The other day I was brushing my teeth. This is not an unusual occurrence. I brush my teeth everyday. But while I was brushing my teeth, I was also thinking, and that is somewhat rare. My wife and I have one of those Sonicare toothbrushes that work for a set amount of time — 2 minutes — and then shut off. (Bear with me: this really is going somewhere.) So, it occurred to me that I brush my teeth for almost exactly four minutes every day, which doesn’t seem like a lot at first. But if I brush my teeth for 4 minutes a day, that’s 28 minutes per week and 1,456 minutes per year. Or just slightly over 24 hours. So, [...]
Continue reading On Writing: Little Things that Yield Big Results
I have never done NaNoWriMo. I know that there is an ongoing debate about its efficacy for aspiring writers, but I haven’t felt that I could stake out a position one way or another.

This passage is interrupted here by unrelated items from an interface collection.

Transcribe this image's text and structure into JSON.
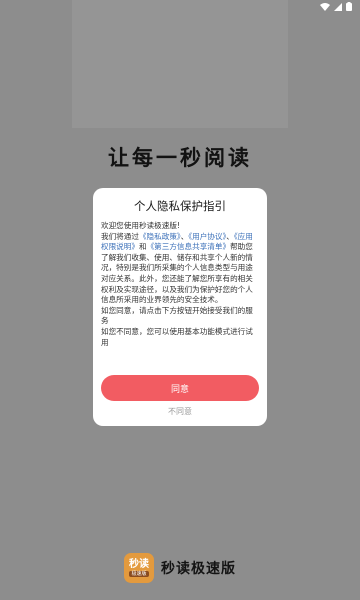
{
  "status_bar": {
    "icons": [
      "wifi-icon",
      "signal-icon",
      "battery-icon"
    ]
  },
  "splash": {
    "slogan": "让每一秒阅读"
  },
  "dialog": {
    "title": "个人隐私保护指引",
    "body": {
      "p1_a": "欢迎您使用秒读极速版!",
      "p1_b": "我们将通过",
      "link_privacy": "《隐私政策》",
      "sep1": "、",
      "link_user": "《用户协议》",
      "sep2": "、",
      "link_permission": "《应用权限说明》",
      "and": "和",
      "link_thirdparty": "《第三方信息共享清单》",
      "p1_c": "帮助您了解我们收集、使用、储存和共享个人新的情况，特别是我们所采集的个人信息类型与用途对应关系。此外，您还能了解您所享有的相关权利及实现途径，以及我们为保护好您的个人信息所采用的业界领先的安全技术。",
      "p2": "如您同意，请点击下方按钮开始接受我们的服务",
      "p3": "如您不同意，您可以使用基本功能模式进行试用"
    },
    "agree_label": "同意",
    "disagree_label": "不同意"
  },
  "brand": {
    "icon_text": "秒读",
    "icon_subtext": "极速版",
    "name": "秒读极速版",
    "accent_color": "#e39a3e"
  },
  "colors": {
    "overlay": "#8d8d8d",
    "agree_button": "#f25c62",
    "link": "#3a6fb8"
  }
}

Now, though, I am now in the midst of my own NaNo experiment. I started City of Shades (Thieftaker Chronicles, book III, by D.B. Jackson) later than I had intended, which means that I was behind almost from the start. So, I decided that I needed to crank out the pages in February. If I could write 45,000 words this month, I would be back on track. If I could get 50,000 words, I would be ahead of schedule heading into March, which would be good I’ll be taking a week off to travel with my family and celebrate my big milestone birthday. That’s right: I’m about to turn 21 . . .
Anyway, I [...]
Continue reading Holiday Post: My List of the Best Writing Tips
Today, I continue my series of Creative Intersection posts with a discussion of plot and worldbuilding (You can find the first Creative Intersections post here, and the second one here). Many of you asked for posts that would tie plot to pretty much anything, and as I begin work on the third Thieftaker book, City of Shades, I am still thinking a lot about worldbuilding and research, so this seemed a natural combination. Sort of.
Sometimes, the intersections I discuss in these posts will be fairly obvious. The last one I did — plot and character — is a good example of this. Tying together story arc and character arc is a fairly intuitive thing to do. As our narratives develop, so do our characters, and since so much of our plotting revolves around our characters’ emotional journeys, the relationship just makes sense.
As it turns out, this week’s [...]
Continue reading Creative Intersections: Worldbuilding and Plot
James R. Tuck
Hey hey everybody, nice to see you, glad you could come out. Drinks are in the back,be sure to tip your waitress, she works hard for the money.
I’m James R. Tuck, author of the Deacon Chalk series from Kensington, and I’m the new guy.
I’ve been here before. Faith has been ever so kind to me and allowed me to guest post here when my series launched. I’ve lurked the comments and the posts also because this place rocks. But now, NOW, they’ve given me a key and let me hang my hat.
Muwah ha ha.
Today I’m going to talk to you about story ideas. Not where you get them, if you’re a writer then you have ideas falling out of your pockets when you sit down, but where you get good ideas. You know the ideas, the ones that make you smack yourself for not thinking of [...]
Continue reading THE TWIST (new spins on old stories)